Nearly 60 years ago crystallographic patterns were all the rage
From atoms to patterns: Crystal structure designs from the 1951 Festival of Britain
Shepton Beauchamp, UK: Richard Dennis 2008 | 124 pp | ?20.00 (HB) ISBN 9780955374111Reviewed by Tony Onyett
In 1946, Helen Megaw, a crystallographer from Birkbeck College, London, suggested to Marcus Brumwell, director of the Design Research Unit, that designers of wallpapers and fabrics could find inspiration in the patterns made available by x-ray crystallography, including x-ray diffraction photographs, electron density and Patterson maps and diagrams of atomic structures. Megaw was able to see the design possibilities inherent in the symmetrical, repeating yet almost abstract patterns of crystallography.
Five years later, at the Festival of Britain in 1951, Megaw’s ideas came to fruition. The Festival Pattern Group, championed by Mark Hartland Thomas of the Council of Industrial Design, used diagrams of atomic structures as patterns for such everyday objects as wallpaper, fabrics, ceramics, upholstery, ties and glassware.
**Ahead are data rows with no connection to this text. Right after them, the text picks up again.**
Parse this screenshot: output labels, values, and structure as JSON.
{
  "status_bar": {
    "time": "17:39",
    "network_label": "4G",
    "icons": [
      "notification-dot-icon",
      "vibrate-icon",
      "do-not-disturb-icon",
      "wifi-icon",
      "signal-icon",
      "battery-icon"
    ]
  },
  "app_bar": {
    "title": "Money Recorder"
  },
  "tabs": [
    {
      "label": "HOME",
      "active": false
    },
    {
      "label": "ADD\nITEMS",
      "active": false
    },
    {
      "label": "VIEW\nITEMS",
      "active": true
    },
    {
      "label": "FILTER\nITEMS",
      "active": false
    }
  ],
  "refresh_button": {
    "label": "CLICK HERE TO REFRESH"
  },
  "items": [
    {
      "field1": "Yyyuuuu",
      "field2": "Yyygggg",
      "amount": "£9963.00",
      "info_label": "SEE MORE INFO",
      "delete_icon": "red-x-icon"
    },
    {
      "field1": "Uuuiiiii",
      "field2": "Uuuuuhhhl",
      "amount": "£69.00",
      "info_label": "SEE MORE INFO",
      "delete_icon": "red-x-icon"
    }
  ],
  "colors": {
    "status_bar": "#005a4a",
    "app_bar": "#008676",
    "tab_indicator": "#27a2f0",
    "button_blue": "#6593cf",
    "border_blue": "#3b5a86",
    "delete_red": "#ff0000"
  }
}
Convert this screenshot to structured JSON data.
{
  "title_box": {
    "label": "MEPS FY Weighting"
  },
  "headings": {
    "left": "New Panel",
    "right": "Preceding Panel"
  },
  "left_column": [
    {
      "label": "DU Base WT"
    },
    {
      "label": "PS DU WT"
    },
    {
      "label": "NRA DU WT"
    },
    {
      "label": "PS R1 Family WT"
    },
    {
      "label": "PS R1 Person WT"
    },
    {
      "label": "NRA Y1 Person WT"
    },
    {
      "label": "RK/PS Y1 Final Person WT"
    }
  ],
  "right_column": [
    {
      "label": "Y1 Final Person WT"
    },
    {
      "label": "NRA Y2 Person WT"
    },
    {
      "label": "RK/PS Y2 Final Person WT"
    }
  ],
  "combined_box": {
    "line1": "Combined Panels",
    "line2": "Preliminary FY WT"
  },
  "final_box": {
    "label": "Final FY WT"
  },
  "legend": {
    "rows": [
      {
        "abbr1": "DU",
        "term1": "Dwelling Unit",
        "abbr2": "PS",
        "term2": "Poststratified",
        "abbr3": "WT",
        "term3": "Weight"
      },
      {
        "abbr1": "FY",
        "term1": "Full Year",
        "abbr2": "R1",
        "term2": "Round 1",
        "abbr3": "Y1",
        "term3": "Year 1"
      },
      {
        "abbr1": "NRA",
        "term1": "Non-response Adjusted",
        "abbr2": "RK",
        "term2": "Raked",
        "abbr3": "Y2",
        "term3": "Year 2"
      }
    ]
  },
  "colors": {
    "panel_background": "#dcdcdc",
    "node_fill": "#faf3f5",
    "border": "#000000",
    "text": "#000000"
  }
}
This beautifully illustrated book was published in conjunction with the recent ’From atoms to patterns’ exhibition at the Wellcome Collection in London, UK. It gives a brief account of the work of the Festival Pattern Group, including a reproduction of the original Souvenir book of crystal designs published in 1951.
The main part of the book consists of a fully illustrated catalogue of the manufacturers and designs of the Festival Pattern Group, and this is followed by transcripts of Helen Megaw documents on pattern in crystal structure diagrams, and an A to Z of crystal structures including minerals like beryl and china clay and proteins like insulin, myoglobin and haemoglobin.
Finally there is a collection of brief biographies of the crystallographers behind the designs, including such famous names as J D Bernal, Max Perutz, John Kendrew, W H and W L Bragg and Dorothy Hodgkin, in addition to Helen Megraw herself.